On the first Saturday of 2010 roughly 1,500 demonstrators marched in Tel Aviv in the closing event of the action week against the siege on Gaza.
Demonstrators from the multi-member Coalition against the Siege marched from Rabin Square to the Tel Aviv Museum, holding a rally opposite the Ministry of Defense. There, calling for both the lifting of the siege and the prosecution of Israeli war criminals, they heard speeches from Member of Knesset Hanin Zuabi (Balad), former MK Uri Avneri, and members of the Nazareth and the Tel Aviv municipalities Abir Copty (Hadash) and Yael Ben-Yeffet (City for All). The demonstration and the march, which blocked off some of Tel Aviv's main streets for more than an hour, were widely covered by mainstream media.
Activists in the Coalition promise that although the week of action is over they will not cease in their fight for the end of the siege and the occupation as a whole.
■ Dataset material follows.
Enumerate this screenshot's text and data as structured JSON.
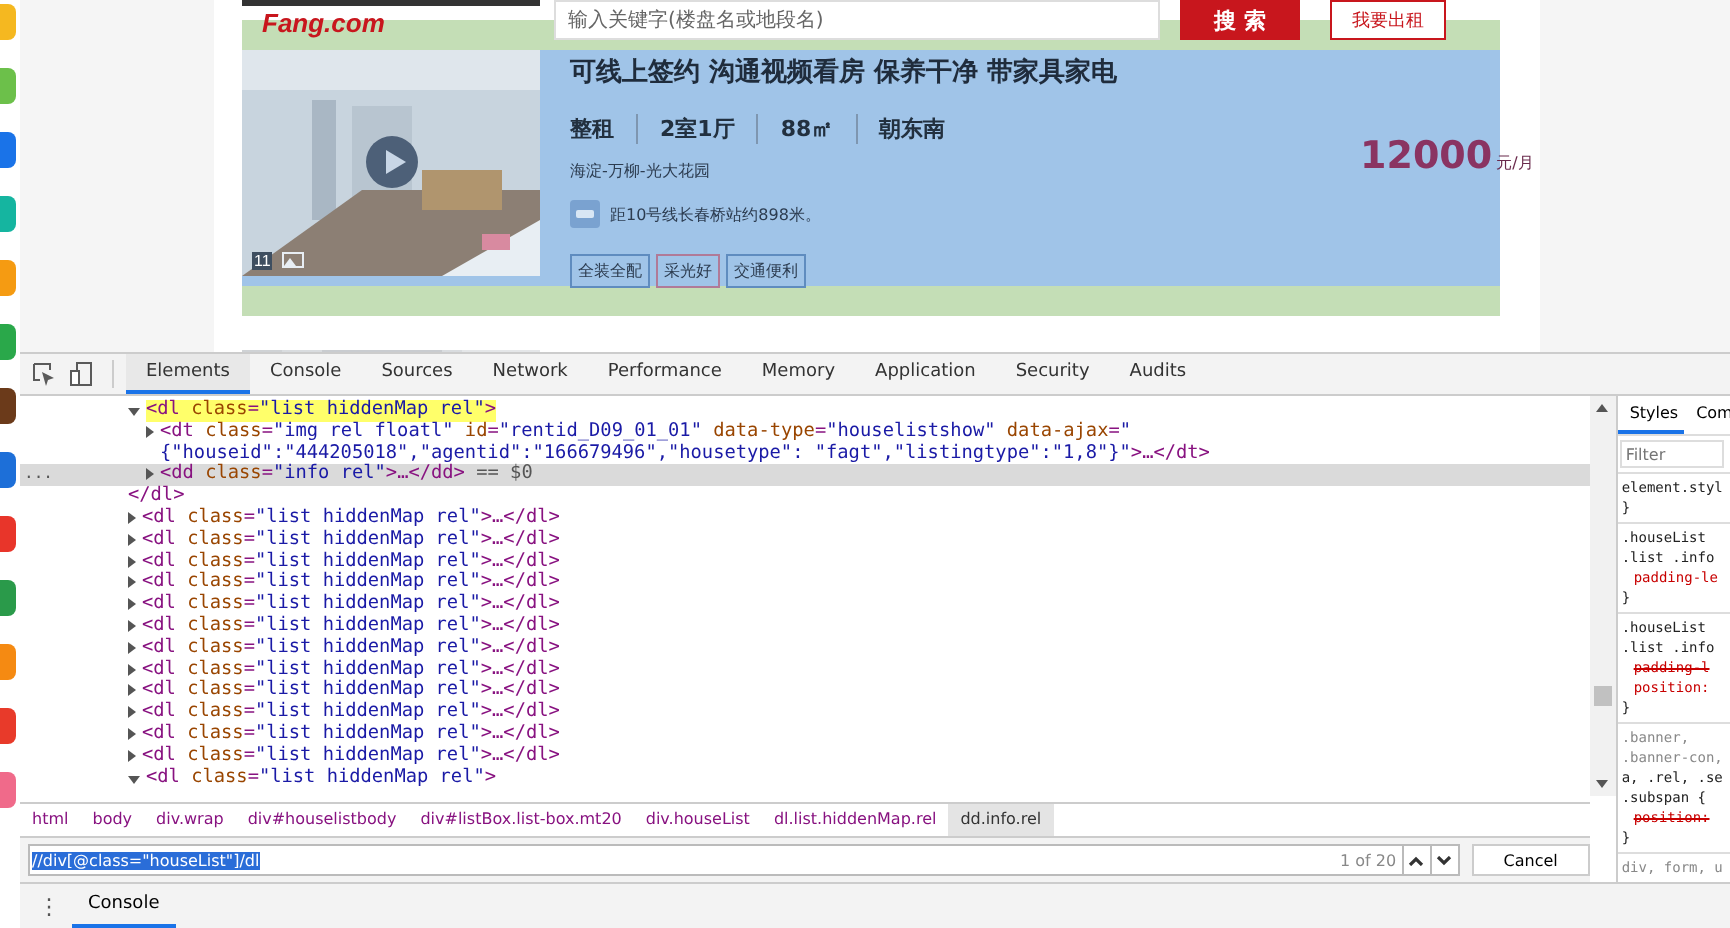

More than a thousand Palestinian and Jewish Israeli citizens from all over the country participated Thursday in a demonstration at the Erez checkpoint on the Gaza border. The demonstration, organized by the High Committee of Israeli Palestinians and joined by the Coalition against the Siege, was part of the international week of action against the siege, marking one year to the Israeli attack on Gaza, and was coordinated with a similar demonstration on the other side of the wall – in Gaza itself.
The demonstrators, surrounded by massive forces of Israeli army and police, chanted slogans against the siege and heard speeches by several Israeli Members of Knesset as well as amplified phone speeches from within Gaza.
After about two hours the demonstration ended peacefully.
As part of the events marking the first anniversary to Israel's brutal attack on Gaza, a small demonstration was held Tuesday in Be'er-Sheva, near the Ben-Gurion University. The demonstration called for the end of Israel's occupation and the prolonged siege on Gaza and held some 20 Palestinian and Jewish participants.
About 30 minutes before the time scheduled for the demonstration, early comers were shocked to see that vast numbers of police forces where already setting up near the university gates. There were 4 large 'Transits', 2 of them riot police, 2-3 regular police cars and about 20 police officers and 15 border policemen. The chief of police on the scene informed protestors that the vigil was illegal (which was of course untrue) and that he was already authorized to disperse the event and make arrests. Eventually demonstrators managed to carry their protest – with the police promising that next time they will surely arrest anyone demonstrating.
Meanwhile, both the Jerusalem (Hebrew) University and the Haifa University have canceled the permit given to students to hold memorial and protest events within university grounds, commemorating the attack on Gaza one year ago. These attacks on voices of dissent are in their own right a reminder of the days of the Gaza war, when 800 Israeli (mainly Palestinian) were arrested for demonstrating against the brutal attack.
Earlier this week, launching the one week long international campaign against the siege on Gaza, on the occasion of the first anniversary to Israel's war on Gaza, 500 Palestinian and Jewish demonstrators marched the streets of Jaffa Saturday night. Demonstrators were calling to end the siege on Gaza and the occupation as a whole, linked the local struggle of Palestinians inside Israel against policies of ethnic cleansing to the broader Palestinian struggle, and called for the prosecution of Israeli war criminals.
The demonstration ended with a remembrance rally near a local mosque.
On the very next morning, Sunday, 25 Israeli activists tried to directly breech the siege by marching south towards the Gaza Strip on the Israeli beach of Zikim. As the activists were getting closer to an army barrier they were stopped by soldiers and police. A high ranking officer present told the demonstrators that he could not promise that he and his men will avoid opening fire at them if they proceed.
Challenging the legality of the siege, activists tried to cross the line of soldiers, and some even got into the sea, trying to swim around the barrier. The activists were soon stopped by the police, using motored water vessels and horses. 16 were arrested in suspicion of violating a military order, later to be released at the Sderot police station, but barred from returning to the area near Gaza for two weeks.